It is sung in the movie Stir Crazy by the character Grossberger portrayed by Erland Van Lidth. The actual recorded artist is Dorian Holley; as credited in the movie's soundtrack.[10]

Jim and Anna sing the song in Tillie Olsen's novel Yonnondio: From the Thirties as they arrive in the Dakotas. The 3
time and melancholy of the song contrast with the hope they are feeling as they arrive there.

The song is performed by Ronny Cox (Ozark Bule) and David Carradine (Woody Guthrie) in the Academy Award winning film (Best Cinematography/Best Music-Score) Bound for Glory (biography of Woody Guthrie) in the scene that takes place in a migrant fruit pickers camp. http://www.halashby.co.uk/page18.html

It is also used in the movie Along the Great Divide starring Kirk Douglas, Walter Brennan, Virginia Mayo, and John Agar although it was written long after the time period set of the movie.

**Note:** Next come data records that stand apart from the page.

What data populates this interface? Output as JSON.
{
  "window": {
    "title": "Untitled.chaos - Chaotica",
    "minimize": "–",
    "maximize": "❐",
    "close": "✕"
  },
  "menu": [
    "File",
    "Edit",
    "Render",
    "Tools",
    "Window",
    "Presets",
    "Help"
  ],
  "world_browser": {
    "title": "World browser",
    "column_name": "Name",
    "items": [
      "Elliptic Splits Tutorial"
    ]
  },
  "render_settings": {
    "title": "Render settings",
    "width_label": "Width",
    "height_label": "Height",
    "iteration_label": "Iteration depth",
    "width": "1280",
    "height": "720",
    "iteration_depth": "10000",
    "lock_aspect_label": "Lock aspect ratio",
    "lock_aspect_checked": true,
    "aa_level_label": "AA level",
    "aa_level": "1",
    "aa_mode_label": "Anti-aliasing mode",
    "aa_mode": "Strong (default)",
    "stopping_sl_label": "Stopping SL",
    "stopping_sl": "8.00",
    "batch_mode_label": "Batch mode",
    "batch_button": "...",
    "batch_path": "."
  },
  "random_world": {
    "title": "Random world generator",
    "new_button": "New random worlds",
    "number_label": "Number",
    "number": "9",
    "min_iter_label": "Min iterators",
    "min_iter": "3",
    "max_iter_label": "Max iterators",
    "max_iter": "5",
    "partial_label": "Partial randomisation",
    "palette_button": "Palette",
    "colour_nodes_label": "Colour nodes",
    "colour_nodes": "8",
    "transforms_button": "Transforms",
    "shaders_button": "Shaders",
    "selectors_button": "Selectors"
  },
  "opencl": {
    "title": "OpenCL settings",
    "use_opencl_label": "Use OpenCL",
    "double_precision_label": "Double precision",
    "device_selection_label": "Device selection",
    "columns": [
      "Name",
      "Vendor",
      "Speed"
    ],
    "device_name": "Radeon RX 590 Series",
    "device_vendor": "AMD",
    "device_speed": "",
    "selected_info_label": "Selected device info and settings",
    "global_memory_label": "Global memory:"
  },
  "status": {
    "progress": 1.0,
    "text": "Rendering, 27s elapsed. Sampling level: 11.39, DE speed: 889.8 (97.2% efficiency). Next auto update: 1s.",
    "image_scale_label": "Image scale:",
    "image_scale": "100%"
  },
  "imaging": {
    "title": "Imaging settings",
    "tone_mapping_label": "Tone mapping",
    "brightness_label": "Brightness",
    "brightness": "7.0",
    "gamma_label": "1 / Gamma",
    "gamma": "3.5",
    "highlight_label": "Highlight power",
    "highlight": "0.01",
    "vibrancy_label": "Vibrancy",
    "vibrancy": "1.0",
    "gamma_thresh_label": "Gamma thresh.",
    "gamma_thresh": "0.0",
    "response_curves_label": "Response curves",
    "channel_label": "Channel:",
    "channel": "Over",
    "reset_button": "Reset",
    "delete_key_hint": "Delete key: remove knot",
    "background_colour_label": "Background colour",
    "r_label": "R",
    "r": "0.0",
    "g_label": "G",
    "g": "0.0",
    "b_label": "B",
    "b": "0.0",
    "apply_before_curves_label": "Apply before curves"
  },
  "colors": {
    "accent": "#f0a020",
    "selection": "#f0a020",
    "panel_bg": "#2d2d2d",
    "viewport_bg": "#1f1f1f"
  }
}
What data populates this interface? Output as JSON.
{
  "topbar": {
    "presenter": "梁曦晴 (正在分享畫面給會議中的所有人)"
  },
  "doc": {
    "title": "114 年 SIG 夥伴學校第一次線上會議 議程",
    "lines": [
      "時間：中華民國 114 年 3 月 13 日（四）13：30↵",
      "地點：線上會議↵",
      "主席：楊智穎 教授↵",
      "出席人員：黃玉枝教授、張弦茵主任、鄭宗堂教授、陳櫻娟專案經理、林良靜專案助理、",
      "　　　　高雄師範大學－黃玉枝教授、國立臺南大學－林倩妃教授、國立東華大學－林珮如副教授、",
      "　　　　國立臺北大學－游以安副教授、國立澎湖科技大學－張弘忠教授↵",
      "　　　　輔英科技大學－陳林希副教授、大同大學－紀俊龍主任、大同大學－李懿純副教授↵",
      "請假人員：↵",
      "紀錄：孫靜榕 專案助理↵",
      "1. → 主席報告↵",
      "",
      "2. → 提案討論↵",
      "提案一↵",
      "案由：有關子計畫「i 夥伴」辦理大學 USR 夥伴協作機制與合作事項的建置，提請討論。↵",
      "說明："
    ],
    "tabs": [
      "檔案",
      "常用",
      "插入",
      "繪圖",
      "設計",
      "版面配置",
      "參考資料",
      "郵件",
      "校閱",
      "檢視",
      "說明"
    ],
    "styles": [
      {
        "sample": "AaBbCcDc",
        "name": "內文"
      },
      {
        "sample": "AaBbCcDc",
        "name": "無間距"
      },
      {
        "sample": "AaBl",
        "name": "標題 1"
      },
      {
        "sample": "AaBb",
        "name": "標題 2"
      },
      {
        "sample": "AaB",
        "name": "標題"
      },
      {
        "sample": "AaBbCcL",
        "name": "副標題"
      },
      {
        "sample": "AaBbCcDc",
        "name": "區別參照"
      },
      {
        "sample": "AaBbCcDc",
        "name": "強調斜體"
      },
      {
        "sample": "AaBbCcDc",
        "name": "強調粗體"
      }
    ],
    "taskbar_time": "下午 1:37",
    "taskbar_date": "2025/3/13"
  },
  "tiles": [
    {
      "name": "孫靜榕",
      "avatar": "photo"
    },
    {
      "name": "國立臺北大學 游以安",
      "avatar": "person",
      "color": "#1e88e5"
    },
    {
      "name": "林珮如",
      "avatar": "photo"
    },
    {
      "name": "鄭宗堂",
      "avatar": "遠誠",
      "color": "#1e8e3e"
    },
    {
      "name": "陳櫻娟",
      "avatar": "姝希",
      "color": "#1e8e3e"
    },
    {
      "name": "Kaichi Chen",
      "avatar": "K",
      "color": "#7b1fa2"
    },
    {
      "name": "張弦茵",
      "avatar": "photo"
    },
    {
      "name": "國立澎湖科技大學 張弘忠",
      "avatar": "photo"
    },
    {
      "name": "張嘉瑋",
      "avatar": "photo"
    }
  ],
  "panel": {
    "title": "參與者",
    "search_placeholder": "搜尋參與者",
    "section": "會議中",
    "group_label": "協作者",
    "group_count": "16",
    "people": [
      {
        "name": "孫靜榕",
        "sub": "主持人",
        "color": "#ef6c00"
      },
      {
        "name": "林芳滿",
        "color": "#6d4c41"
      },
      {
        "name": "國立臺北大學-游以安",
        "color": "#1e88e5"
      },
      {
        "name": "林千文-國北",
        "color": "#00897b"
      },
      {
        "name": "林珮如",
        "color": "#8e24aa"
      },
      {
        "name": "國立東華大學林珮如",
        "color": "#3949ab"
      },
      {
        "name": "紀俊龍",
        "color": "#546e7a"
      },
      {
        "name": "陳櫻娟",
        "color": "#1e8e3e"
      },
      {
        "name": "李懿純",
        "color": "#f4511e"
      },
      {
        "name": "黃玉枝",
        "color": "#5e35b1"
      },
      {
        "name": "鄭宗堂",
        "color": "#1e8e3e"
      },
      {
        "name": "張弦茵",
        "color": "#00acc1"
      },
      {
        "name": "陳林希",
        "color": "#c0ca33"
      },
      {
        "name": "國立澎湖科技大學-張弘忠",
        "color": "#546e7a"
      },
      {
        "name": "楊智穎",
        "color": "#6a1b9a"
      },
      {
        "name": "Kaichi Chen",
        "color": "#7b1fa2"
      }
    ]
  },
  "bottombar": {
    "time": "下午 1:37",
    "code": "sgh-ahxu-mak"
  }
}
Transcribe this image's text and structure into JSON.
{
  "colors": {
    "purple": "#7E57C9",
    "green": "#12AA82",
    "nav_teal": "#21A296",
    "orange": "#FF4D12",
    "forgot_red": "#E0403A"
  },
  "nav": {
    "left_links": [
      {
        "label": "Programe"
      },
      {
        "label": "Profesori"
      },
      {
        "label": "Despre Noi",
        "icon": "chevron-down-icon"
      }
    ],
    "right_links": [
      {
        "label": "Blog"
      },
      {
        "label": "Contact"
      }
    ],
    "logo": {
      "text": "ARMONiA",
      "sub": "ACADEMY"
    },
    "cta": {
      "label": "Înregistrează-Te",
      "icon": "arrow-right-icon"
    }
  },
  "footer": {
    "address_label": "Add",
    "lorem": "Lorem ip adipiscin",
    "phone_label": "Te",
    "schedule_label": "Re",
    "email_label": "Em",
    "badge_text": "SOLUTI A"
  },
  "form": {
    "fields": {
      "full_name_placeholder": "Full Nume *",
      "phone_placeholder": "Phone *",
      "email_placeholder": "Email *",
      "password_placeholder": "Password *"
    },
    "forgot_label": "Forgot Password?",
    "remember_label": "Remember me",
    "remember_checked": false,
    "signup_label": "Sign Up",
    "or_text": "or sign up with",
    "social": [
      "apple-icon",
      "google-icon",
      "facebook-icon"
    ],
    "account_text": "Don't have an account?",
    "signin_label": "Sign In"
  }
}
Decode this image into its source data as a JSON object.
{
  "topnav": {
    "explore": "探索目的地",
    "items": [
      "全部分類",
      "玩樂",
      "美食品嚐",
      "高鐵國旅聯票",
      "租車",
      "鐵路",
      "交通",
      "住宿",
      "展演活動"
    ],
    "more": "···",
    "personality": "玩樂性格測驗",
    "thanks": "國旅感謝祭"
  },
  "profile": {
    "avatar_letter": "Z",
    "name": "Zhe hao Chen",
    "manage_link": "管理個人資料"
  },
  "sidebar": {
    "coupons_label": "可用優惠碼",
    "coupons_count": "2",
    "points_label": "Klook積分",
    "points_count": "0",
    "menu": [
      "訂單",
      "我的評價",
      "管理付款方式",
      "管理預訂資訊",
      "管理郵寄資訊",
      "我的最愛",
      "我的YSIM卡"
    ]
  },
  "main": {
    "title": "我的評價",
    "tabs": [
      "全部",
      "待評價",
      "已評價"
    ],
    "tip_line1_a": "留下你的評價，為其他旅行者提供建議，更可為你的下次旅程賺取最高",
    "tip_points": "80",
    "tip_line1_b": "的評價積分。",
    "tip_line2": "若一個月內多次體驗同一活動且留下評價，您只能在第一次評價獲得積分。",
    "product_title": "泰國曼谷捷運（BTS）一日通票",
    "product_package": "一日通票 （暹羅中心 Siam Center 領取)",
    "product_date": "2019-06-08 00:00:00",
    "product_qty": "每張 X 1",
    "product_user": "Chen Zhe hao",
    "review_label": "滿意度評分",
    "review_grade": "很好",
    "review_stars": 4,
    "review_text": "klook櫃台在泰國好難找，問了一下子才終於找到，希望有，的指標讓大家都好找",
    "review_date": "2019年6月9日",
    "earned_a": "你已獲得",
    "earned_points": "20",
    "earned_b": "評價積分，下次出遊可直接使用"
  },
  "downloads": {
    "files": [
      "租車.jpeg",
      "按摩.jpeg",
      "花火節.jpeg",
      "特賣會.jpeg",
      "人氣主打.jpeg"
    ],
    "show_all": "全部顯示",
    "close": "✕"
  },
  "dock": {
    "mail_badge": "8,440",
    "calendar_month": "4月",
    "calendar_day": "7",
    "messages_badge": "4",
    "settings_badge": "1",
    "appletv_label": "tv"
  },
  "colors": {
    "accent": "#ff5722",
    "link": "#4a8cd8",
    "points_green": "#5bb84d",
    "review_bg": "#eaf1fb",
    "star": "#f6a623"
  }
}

In the Star Trek: The Next Generation episode “Dark Page”, a mental projection of Deanna Troi's father sings the song, stating she could never fall asleep as a baby unless she heard it.

In The Ballad of Songbirds and Snakes by author Suzanne Collins, Lucy Gray Baird sings her variant of the song, changing the words to "To the Capitol Jail" instead of "To Birmingham Jail."

A group of camp counselors sing the song, accompanied by guitar, in the opening scene of Friday the 13th.


  1. ^ Ken Tate; Janice Tate (2004). Favorite Songs of the Good Old Days. DRG Wholesale. p. 29. ISBN 978-1-59217-034-0.
  2. ^ Henry M. Belden; Arthur P. Hudson, eds. (1952). Folk Songs from North Carolina. The Frank C. Brown Collection of North Carolina Folklore. Vol. 3. Duke University Press.
  3. ^ "The Shreveport Jail/Leadbelly". Traditional Music and Spoken Word Catalog. Library of Congress. Retrieved 2015-03-06.
  4. ^ Charles K. Wolfe (2002). Classic Country: Legends of Country Music. Routledge. p. 90. ISBN 978-1-135-95734-6.
  5. ^ Whitburn, Joel (1986). Joel Whitburn's Pop Memories 1890-1954. Wisconsin, USA: Record Research Inc. p. 28. ISBN 0-89820-083-0.
  6. ^ "45worlds.com". 45worlds.com. Retrieved September 3, 2018.
  7. ^ "Discogs.com". Discogs.com. Retrieved September 3, 2018.
  8. ^ "Slim Whitman - Love Song Of The Waterfall". Discogs. Retrieved 2023-02-08.
  9. ^ "Discogs.com". Discogs.com. Retrieved September 3, 2018.
  10. ^ "Various - The Original Soundtrack From The Motion Picture "Stir Crazy"". Discogs. Retrieved 2019-09-02.

Further reading

  • Kittredge, G. L. (July–September 1917). "Ballads and Songs". The Journal of American Folk-Lore. XXX (117): 283–369. doi:10.2307/534379. JSTOR 534379.